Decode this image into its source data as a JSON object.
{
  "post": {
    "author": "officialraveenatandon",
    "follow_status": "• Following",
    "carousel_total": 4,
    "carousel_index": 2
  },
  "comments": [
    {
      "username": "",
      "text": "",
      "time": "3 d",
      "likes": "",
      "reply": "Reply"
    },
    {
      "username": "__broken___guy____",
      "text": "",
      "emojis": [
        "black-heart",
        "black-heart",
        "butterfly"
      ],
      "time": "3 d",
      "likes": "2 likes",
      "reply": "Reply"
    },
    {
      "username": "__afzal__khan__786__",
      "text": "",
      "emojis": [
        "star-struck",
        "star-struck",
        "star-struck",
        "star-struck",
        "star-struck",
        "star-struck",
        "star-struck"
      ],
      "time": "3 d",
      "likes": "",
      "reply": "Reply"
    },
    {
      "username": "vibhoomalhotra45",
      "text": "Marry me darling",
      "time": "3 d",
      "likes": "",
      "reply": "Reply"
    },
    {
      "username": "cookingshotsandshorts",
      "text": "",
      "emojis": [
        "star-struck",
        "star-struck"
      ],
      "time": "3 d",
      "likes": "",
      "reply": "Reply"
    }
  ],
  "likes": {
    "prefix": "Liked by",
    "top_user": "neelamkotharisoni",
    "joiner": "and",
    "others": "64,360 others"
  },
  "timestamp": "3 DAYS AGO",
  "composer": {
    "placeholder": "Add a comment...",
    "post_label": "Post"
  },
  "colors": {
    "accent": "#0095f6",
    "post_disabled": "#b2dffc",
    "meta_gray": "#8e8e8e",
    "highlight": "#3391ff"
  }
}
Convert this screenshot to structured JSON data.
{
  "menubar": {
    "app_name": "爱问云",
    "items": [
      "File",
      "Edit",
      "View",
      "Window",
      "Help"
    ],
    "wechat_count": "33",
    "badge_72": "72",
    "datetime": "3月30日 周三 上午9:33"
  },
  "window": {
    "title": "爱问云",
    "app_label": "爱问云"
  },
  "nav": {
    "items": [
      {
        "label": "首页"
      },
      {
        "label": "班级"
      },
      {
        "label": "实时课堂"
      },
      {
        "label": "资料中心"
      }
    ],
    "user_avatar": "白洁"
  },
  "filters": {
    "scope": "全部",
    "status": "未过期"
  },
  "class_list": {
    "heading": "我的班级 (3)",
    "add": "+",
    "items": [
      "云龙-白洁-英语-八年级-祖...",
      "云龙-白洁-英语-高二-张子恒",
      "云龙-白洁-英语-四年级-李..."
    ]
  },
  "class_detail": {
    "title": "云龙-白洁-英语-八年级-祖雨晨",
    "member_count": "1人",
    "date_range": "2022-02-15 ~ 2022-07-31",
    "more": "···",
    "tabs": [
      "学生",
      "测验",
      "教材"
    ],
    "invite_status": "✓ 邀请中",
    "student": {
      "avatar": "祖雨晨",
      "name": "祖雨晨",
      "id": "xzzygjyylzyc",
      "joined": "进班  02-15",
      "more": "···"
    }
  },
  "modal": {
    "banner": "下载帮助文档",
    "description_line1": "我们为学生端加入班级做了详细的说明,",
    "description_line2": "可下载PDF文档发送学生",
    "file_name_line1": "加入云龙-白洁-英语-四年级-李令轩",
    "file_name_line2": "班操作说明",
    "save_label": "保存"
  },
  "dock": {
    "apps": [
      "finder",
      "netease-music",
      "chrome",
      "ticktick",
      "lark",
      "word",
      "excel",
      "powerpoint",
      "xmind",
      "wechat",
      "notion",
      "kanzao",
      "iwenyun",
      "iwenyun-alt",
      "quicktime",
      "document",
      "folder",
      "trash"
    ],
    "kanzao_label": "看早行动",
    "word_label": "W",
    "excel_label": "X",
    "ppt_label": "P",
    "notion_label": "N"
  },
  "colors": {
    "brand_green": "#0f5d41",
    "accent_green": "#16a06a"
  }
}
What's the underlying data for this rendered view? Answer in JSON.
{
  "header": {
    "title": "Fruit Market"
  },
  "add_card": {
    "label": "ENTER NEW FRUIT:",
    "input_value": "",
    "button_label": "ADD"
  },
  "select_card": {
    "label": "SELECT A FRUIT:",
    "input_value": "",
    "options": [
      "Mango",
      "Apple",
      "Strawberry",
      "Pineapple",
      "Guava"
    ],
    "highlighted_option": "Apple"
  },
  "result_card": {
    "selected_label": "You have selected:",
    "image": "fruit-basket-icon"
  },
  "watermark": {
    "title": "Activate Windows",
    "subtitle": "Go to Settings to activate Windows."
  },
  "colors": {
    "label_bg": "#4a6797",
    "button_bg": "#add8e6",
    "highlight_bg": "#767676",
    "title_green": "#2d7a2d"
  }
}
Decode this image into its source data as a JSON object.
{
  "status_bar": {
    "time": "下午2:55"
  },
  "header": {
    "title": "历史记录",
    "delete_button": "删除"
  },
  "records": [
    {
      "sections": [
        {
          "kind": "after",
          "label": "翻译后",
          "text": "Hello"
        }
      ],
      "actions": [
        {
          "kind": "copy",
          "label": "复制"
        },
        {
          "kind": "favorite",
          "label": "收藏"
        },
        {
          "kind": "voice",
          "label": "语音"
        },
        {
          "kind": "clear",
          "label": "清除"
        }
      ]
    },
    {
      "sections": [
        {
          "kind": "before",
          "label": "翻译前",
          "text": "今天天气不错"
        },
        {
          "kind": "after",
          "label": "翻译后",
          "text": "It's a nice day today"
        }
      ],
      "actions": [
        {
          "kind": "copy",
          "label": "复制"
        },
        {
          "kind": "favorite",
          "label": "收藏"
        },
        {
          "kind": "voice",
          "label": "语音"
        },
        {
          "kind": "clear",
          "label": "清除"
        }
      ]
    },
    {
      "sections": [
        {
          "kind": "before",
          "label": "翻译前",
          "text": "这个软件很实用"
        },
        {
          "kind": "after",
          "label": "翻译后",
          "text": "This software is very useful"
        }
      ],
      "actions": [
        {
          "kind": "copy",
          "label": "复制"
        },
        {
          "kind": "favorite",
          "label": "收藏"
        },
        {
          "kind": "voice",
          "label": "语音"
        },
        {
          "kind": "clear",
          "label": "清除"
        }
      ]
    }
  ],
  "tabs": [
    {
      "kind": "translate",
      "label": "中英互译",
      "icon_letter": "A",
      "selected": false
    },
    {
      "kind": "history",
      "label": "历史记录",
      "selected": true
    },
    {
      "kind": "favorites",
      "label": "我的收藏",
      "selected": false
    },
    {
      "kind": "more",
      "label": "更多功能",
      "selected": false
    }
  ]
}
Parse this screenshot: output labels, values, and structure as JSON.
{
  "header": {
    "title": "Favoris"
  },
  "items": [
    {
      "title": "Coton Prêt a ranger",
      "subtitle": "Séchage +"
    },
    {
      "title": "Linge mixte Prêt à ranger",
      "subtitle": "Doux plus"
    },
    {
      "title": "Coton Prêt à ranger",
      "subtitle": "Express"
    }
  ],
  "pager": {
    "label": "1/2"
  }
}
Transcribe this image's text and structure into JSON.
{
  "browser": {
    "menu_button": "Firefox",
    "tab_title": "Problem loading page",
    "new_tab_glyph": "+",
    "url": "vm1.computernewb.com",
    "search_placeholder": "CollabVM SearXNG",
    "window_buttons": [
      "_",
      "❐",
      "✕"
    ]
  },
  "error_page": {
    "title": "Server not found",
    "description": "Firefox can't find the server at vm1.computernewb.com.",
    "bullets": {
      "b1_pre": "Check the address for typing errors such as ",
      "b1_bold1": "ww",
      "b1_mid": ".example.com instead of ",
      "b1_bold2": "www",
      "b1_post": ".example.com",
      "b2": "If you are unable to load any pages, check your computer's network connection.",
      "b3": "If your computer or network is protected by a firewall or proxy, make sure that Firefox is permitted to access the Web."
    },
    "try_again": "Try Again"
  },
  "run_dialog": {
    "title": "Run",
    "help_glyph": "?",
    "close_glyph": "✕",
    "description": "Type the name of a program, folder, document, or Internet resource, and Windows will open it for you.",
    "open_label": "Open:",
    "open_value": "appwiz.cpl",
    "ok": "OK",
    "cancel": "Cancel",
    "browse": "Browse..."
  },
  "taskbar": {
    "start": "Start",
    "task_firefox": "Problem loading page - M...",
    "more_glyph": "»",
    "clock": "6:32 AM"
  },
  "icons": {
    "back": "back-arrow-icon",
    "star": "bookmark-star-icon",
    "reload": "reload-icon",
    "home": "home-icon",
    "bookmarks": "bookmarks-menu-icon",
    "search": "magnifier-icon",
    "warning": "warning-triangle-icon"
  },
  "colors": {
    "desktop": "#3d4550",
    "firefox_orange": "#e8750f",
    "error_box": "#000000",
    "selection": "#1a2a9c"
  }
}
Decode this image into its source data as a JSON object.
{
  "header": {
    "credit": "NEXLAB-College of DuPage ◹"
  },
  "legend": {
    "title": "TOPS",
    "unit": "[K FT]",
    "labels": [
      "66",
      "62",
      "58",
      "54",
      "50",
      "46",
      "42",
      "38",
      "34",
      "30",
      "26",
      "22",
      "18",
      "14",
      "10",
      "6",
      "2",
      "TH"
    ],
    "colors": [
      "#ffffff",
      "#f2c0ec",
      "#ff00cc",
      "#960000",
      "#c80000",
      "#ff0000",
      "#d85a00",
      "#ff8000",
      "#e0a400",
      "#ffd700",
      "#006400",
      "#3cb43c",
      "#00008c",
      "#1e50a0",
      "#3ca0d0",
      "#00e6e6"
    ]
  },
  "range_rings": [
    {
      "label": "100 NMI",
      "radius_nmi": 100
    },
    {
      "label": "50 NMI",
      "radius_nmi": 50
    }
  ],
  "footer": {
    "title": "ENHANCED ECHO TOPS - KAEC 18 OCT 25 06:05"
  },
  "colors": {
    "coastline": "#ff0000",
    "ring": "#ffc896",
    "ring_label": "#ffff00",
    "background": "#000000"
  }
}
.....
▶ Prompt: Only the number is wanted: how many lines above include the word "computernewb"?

▶ Finished task: 2